> EXERCISE AIM
For each line below that contains the string "desc", copy that line.

> Component data from apps and pages
::::::::

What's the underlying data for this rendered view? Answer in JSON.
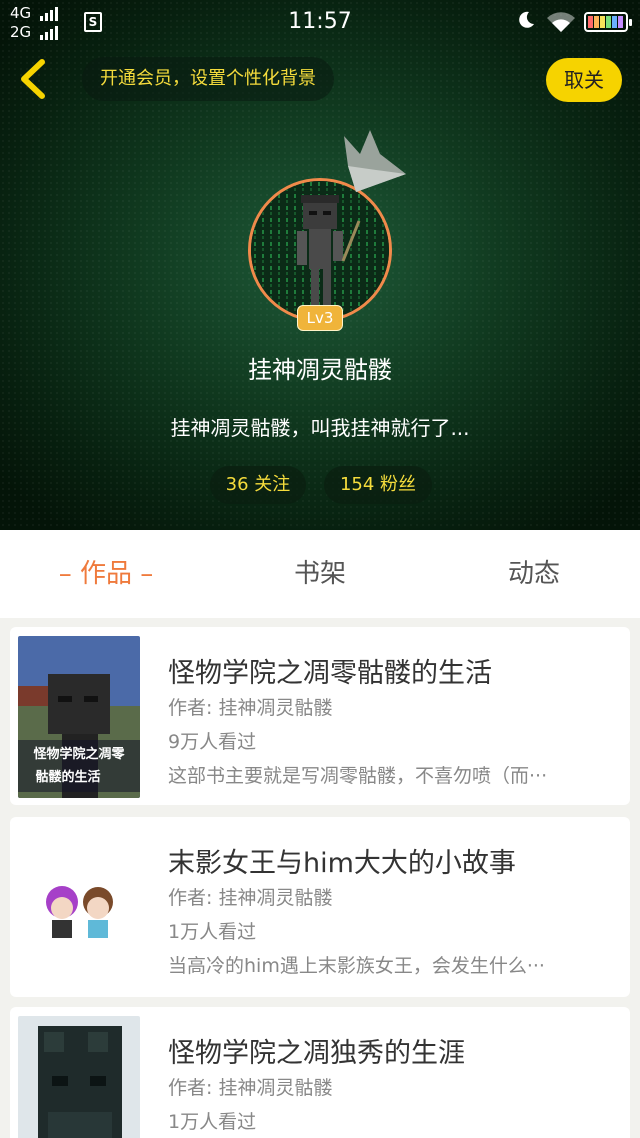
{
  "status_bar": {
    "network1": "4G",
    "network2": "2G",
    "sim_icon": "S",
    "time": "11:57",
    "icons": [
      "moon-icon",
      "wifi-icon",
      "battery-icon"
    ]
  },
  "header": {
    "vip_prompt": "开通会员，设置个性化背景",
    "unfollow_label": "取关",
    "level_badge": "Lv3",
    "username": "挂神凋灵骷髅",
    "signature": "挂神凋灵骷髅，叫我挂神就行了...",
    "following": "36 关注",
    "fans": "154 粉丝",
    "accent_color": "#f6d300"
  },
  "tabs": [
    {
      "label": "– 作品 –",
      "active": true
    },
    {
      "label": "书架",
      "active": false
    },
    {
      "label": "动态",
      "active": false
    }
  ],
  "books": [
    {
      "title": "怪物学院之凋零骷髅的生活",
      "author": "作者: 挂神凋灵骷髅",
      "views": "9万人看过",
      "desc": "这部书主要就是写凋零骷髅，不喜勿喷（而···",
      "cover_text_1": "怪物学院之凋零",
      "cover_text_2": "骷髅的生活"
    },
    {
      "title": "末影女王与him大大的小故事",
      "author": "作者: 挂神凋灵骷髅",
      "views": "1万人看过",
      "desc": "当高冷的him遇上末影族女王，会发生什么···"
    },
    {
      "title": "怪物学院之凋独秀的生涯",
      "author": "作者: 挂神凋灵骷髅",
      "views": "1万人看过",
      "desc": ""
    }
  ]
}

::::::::

> SOLUTION BELOW
      "desc": "这部书主要就是写凋零骷髅，不喜勿喷（而···",
      "desc": "当高冷的him遇上末影族女王，会发生什么···"
      "desc": ""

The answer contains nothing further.